(Records for the task)

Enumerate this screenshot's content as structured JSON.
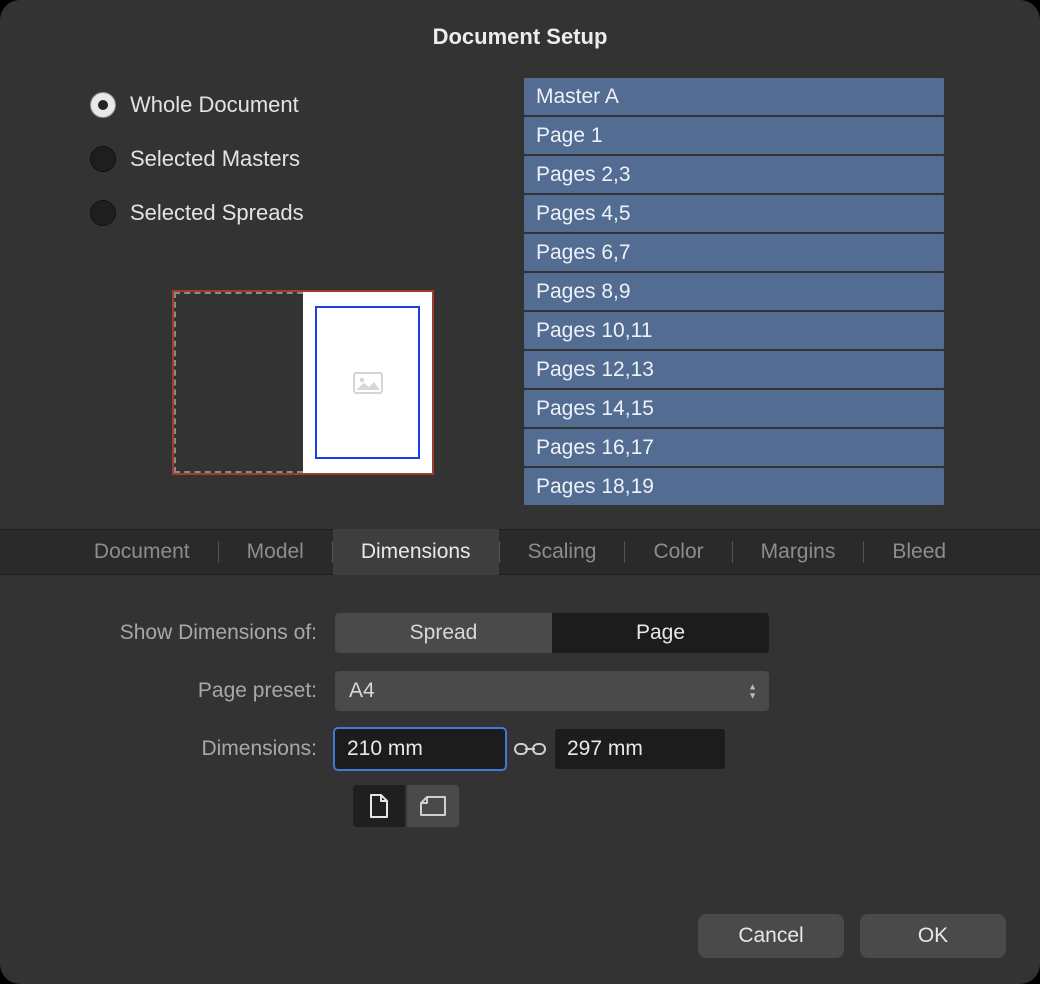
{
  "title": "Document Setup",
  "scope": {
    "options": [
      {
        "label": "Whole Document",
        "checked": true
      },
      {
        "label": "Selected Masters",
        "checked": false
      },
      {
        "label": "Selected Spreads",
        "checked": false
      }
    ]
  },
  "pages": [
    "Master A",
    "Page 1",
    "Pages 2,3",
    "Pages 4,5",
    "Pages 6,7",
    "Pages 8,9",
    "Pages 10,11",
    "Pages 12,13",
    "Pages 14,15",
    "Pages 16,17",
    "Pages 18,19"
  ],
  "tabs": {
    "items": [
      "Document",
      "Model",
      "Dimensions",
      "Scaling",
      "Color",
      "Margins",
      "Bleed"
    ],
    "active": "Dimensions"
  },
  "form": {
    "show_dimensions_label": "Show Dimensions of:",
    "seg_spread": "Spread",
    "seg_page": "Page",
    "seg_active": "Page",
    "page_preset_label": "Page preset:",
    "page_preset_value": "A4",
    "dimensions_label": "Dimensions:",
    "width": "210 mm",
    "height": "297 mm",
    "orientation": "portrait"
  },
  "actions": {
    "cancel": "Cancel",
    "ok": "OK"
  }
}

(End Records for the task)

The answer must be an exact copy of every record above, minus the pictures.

Enumerate this screenshot's content as structured JSON.
{
  "title": "Document Setup",
  "scope": {
    "options": [
      {
        "label": "Whole Document",
        "checked": true
      },
      {
        "label": "Selected Masters",
        "checked": false
      },
      {
        "label": "Selected Spreads",
        "checked": false
      }
    ]
  },
  "pages": [
    "Master A",
    "Page 1",
    "Pages 2,3",
    "Pages 4,5",
    "Pages 6,7",
    "Pages 8,9",
    "Pages 10,11",
    "Pages 12,13",
    "Pages 14,15",
    "Pages 16,17",
    "Pages 18,19"
  ],
  "tabs": {
    "items": [
      "Document",
      "Model",
      "Dimensions",
      "Scaling",
      "Color",
      "Margins",
      "Bleed"
    ],
    "active": "Dimensions"
  },
  "form": {
    "show_dimensions_label": "Show Dimensions of:",
    "seg_spread": "Spread",
    "seg_page": "Page",
    "seg_active": "Page",
    "page_preset_label": "Page preset:",
    "page_preset_value": "A4",
    "dimensions_label": "Dimensions:",
    "width": "210 mm",
    "height": "297 mm",
    "orientation": "portrait"
  },
  "actions": {
    "cancel": "Cancel",
    "ok": "OK"
  }
}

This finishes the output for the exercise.